The automaker has fought since at least 2014 to sell its vehicles directly to consumers in Michigan. The state laws blocking Tesla from selling its vehicles were originally established to prevent unfair competition between vehicle manufacturers and affiliated dealers. They also prevent arbitrary closings of dealerships by automakers.

Over the years, such unlikely supporters as the Federal Trade Commission have championed Tesla's direct-selling model, much to the consternation of traditional dealer lobbies that wield considerable lobbying power in state capitals, Lansing included.

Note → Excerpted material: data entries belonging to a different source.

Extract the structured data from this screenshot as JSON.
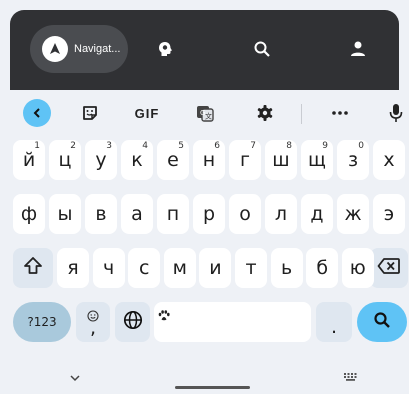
{
  "topbar": {
    "nav_label": "Navigat...",
    "icons": [
      "navigation-icon",
      "head-idea-icon",
      "search-icon",
      "account-icon"
    ]
  },
  "toolbar": {
    "gif_label": "GIF",
    "icons": [
      "back-icon",
      "sticker-icon",
      "translate-icon",
      "gear-icon",
      "more-icon",
      "mic-icon"
    ]
  },
  "rows": {
    "row1": [
      {
        "label": "й",
        "hint": "1"
      },
      {
        "label": "ц",
        "hint": "2"
      },
      {
        "label": "у",
        "hint": "3"
      },
      {
        "label": "к",
        "hint": "4"
      },
      {
        "label": "е",
        "hint": "5"
      },
      {
        "label": "н",
        "hint": "6"
      },
      {
        "label": "г",
        "hint": "7"
      },
      {
        "label": "ш",
        "hint": "8"
      },
      {
        "label": "щ",
        "hint": "9"
      },
      {
        "label": "з",
        "hint": "0"
      },
      {
        "label": "х",
        "hint": ""
      }
    ],
    "row2": [
      "ф",
      "ы",
      "в",
      "а",
      "п",
      "р",
      "о",
      "л",
      "д",
      "ж",
      "э"
    ],
    "row3": [
      "я",
      "ч",
      "с",
      "м",
      "и",
      "т",
      "ь",
      "б",
      "ю"
    ]
  },
  "bottom_row": {
    "symbols_label": "?123",
    "comma_label": ",",
    "period_label": "."
  },
  "colors": {
    "accent": "#5fc3f5",
    "topbar_bg": "#303134",
    "keyboard_bg": "#eef1f6"
  }
}
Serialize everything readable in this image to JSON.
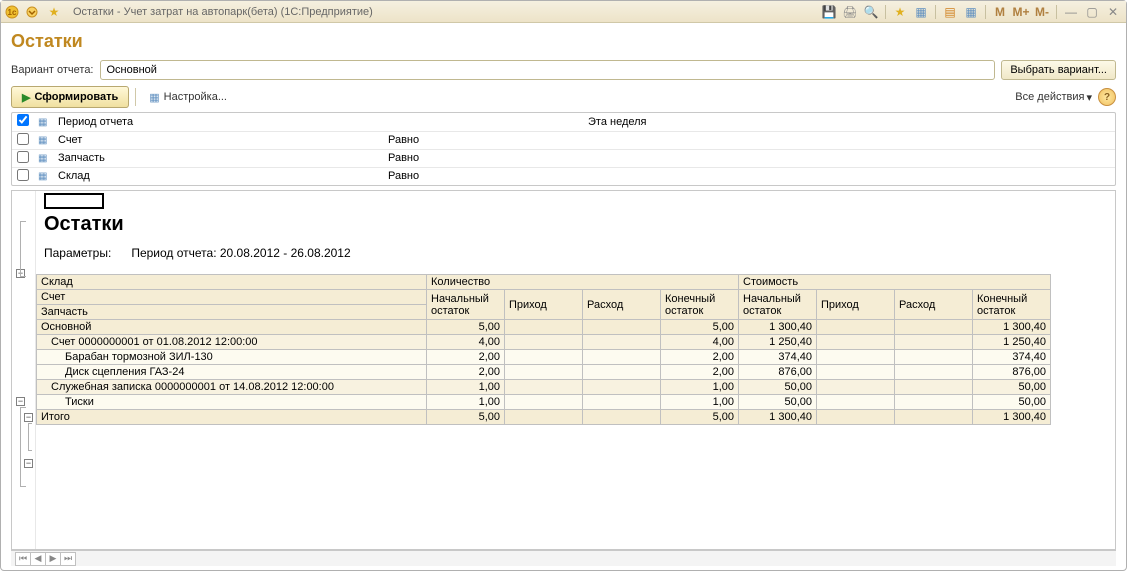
{
  "titlebar": {
    "title": "Остатки - Учет затрат на автопарк(бета)  (1С:Предприятие)",
    "m_buttons": [
      "M",
      "M+",
      "M-"
    ]
  },
  "page_title": "Остатки",
  "variant": {
    "label": "Вариант отчета:",
    "value": "Основной",
    "select_button": "Выбрать вариант..."
  },
  "toolbar": {
    "form_label": "Сформировать",
    "settings_label": "Настройка...",
    "all_actions": "Все действия"
  },
  "filters": [
    {
      "checked": true,
      "name": "Период отчета",
      "cond": "",
      "value": "Эта неделя"
    },
    {
      "checked": false,
      "name": "Счет",
      "cond": "Равно",
      "value": ""
    },
    {
      "checked": false,
      "name": "Запчасть",
      "cond": "Равно",
      "value": ""
    },
    {
      "checked": false,
      "name": "Склад",
      "cond": "Равно",
      "value": ""
    }
  ],
  "report": {
    "title": "Остатки",
    "params_label": "Параметры:",
    "params_value": "Период отчета: 20.08.2012 - 26.08.2012",
    "header_rows": {
      "r1": {
        "sklad": "Склад",
        "qty": "Количество",
        "cost": "Стоимость"
      },
      "r2": {
        "schet": "Счет",
        "q1": "Начальный остаток",
        "q2": "Приход",
        "q3": "Расход",
        "q4": "Конечный остаток",
        "v1": "Начальный остаток",
        "v2": "Приход",
        "v3": "Расход",
        "v4": "Конечный остаток"
      },
      "r3": {
        "zap": "Запчасть"
      }
    },
    "rows": [
      {
        "lvl": 0,
        "name": "Основной",
        "q1": "5,00",
        "q2": "",
        "q3": "",
        "q4": "5,00",
        "v1": "1 300,40",
        "v2": "",
        "v3": "",
        "v4": "1 300,40"
      },
      {
        "lvl": 1,
        "name": "Счет 0000000001 от 01.08.2012 12:00:00",
        "q1": "4,00",
        "q2": "",
        "q3": "",
        "q4": "4,00",
        "v1": "1 250,40",
        "v2": "",
        "v3": "",
        "v4": "1 250,40"
      },
      {
        "lvl": 2,
        "name": "Барабан тормозной ЗИЛ-130",
        "q1": "2,00",
        "q2": "",
        "q3": "",
        "q4": "2,00",
        "v1": "374,40",
        "v2": "",
        "v3": "",
        "v4": "374,40"
      },
      {
        "lvl": 2,
        "name": "Диск сцепления ГАЗ-24",
        "q1": "2,00",
        "q2": "",
        "q3": "",
        "q4": "2,00",
        "v1": "876,00",
        "v2": "",
        "v3": "",
        "v4": "876,00"
      },
      {
        "lvl": 1,
        "name": "Служебная записка 0000000001 от 14.08.2012 12:00:00",
        "q1": "1,00",
        "q2": "",
        "q3": "",
        "q4": "1,00",
        "v1": "50,00",
        "v2": "",
        "v3": "",
        "v4": "50,00"
      },
      {
        "lvl": 2,
        "name": "Тиски",
        "q1": "1,00",
        "q2": "",
        "q3": "",
        "q4": "1,00",
        "v1": "50,00",
        "v2": "",
        "v3": "",
        "v4": "50,00"
      }
    ],
    "total": {
      "name": "Итого",
      "q1": "5,00",
      "q2": "",
      "q3": "",
      "q4": "5,00",
      "v1": "1 300,40",
      "v2": "",
      "v3": "",
      "v4": "1 300,40"
    }
  }
}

"When the automobile industry was in its infancy, auto manufacturers recruited independent, locally owned dealers to reach consumers in localities across the country," the FTC wrote in a blog in 2014. "State laws progressively embraced wide-ranging protections for these dealers due to a perceived imbalance of power between the typically small local dealers and major national manufacturers. 

"These protections expanded until in many states they included outright bans on the sale of new cars by anyone other than a dealer — specifically, an auto manufacturer. Instead of 'protecting,' these state laws became 'protectionist,' perpetuating one way of selling cars — the independent car dealer. Such blanket bans are an anomaly in the broader economy, where most manufacturers compete to respond to consumer needs by choosing from among direct sales to consumers, reliance on independent dealers, or some combination of the two."

Before an amendment to Michigan law in October 2014, Tesla believed it had a right to not just open a retail store but a full dealership. GM and Ford supported the so-called “anti-Tesla” bill that was initiated by the Michigan Automobile Dealers Association in 2014, a bill state officials insisted was not anti-Tesla. 

"It will be interesting to see how readily Motor City residents take advantage of Tesla’s local availability," Brauer said. "At the very least, this latest win for Elon Musk confirms that even" Fiat Chrysler Automobiles NV's "Ford’s and GM’s influence on Michigan’s state government couldn’t stop Tesla’s incursion."

Twitter: @Ian_Thibodeau